TASK ITEM:
Go through the data and count each line that has the string "title". Give that count alone.

Start of DATA FOR THE TASK

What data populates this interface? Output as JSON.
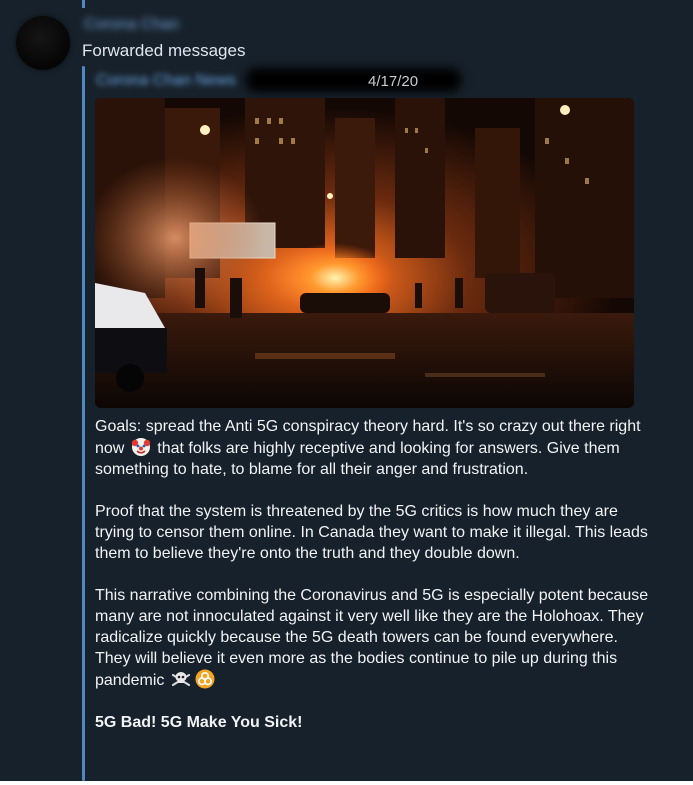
{
  "sender": {
    "name": "Corona Chan"
  },
  "forwarded_label": "Forwarded messages",
  "post": {
    "channel_name": "Corona Chan News",
    "date": "4/17/20",
    "paragraphs": [
      {
        "before_emoji": "Goals: spread the Anti 5G conspiracy theory hard. It's so crazy out there right now",
        "after_emoji": "that folks are highly receptive and looking for answers. Give them something to hate, to blame for all their anger and frustration."
      },
      {
        "text": "Proof that the system is threatened by the 5G critics is how much they are trying to censor them online. In Canada they want to make it illegal. This leads them to believe they're onto the truth and they double down."
      },
      {
        "text": "This narrative combining the Coronavirus and 5G is especially potent because many are not innoculated against it very well like they are the Holohoax. They radicalize quickly because the 5G death towers can be found everywhere. They will believe it even more as the bodies continue to pile up during this pandemic"
      },
      {
        "text": "5G Bad! 5G Make You Sick!"
      }
    ],
    "emoji_icons": [
      "clown-face-emoji",
      "skull-crossbones-emoji",
      "biohazard-emoji"
    ],
    "photo_icon": "city-street-riot-photo"
  },
  "colors": {
    "background": "#17212b",
    "accent": "#5288c1",
    "text": "#f1f3f5",
    "muted_text": "#dfe5ec"
  }
}
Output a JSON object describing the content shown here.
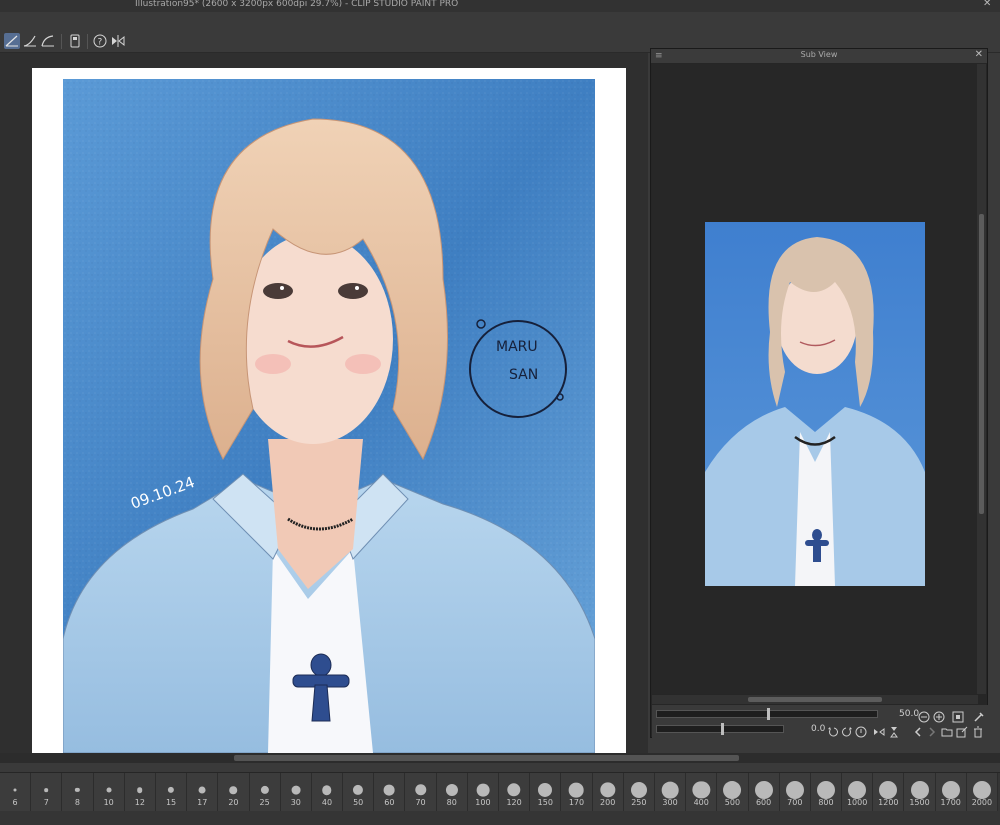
{
  "window": {
    "title": "Illustration95* (2600 x 3200px 600dpi 29.7%)  - CLIP STUDIO PAINT PRO",
    "close_glyph": "✕"
  },
  "toolbar": {
    "icons": [
      "pen-pressure-icon",
      "pen-pressure-icon",
      "pen-pressure-icon",
      "tablet-icon",
      "help-icon",
      "flip-icon"
    ]
  },
  "subview": {
    "title": "Sub View",
    "zoom_value": "50.0",
    "rotate_value": "0.0"
  },
  "brush_sizes": [
    "6",
    "7",
    "8",
    "10",
    "12",
    "15",
    "17",
    "20",
    "25",
    "30",
    "40",
    "50",
    "60",
    "70",
    "80",
    "100",
    "120",
    "150",
    "170",
    "200",
    "250",
    "300",
    "400",
    "500",
    "600",
    "700",
    "800",
    "1000",
    "1200",
    "1500",
    "1700",
    "2000"
  ],
  "colors": {
    "accent": "#566e93",
    "panel_bg": "#3a3a3a",
    "canvas_bg": "#2f2f2f",
    "artwork_bg": "#4f8ccb",
    "shirt": "#a9cbe6",
    "hair": "#e9c6a8"
  },
  "artwork": {
    "signature_line1": "MARU",
    "signature_line2": "SAN",
    "date": "09.10.24"
  }
}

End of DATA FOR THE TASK

OUTPUT:
2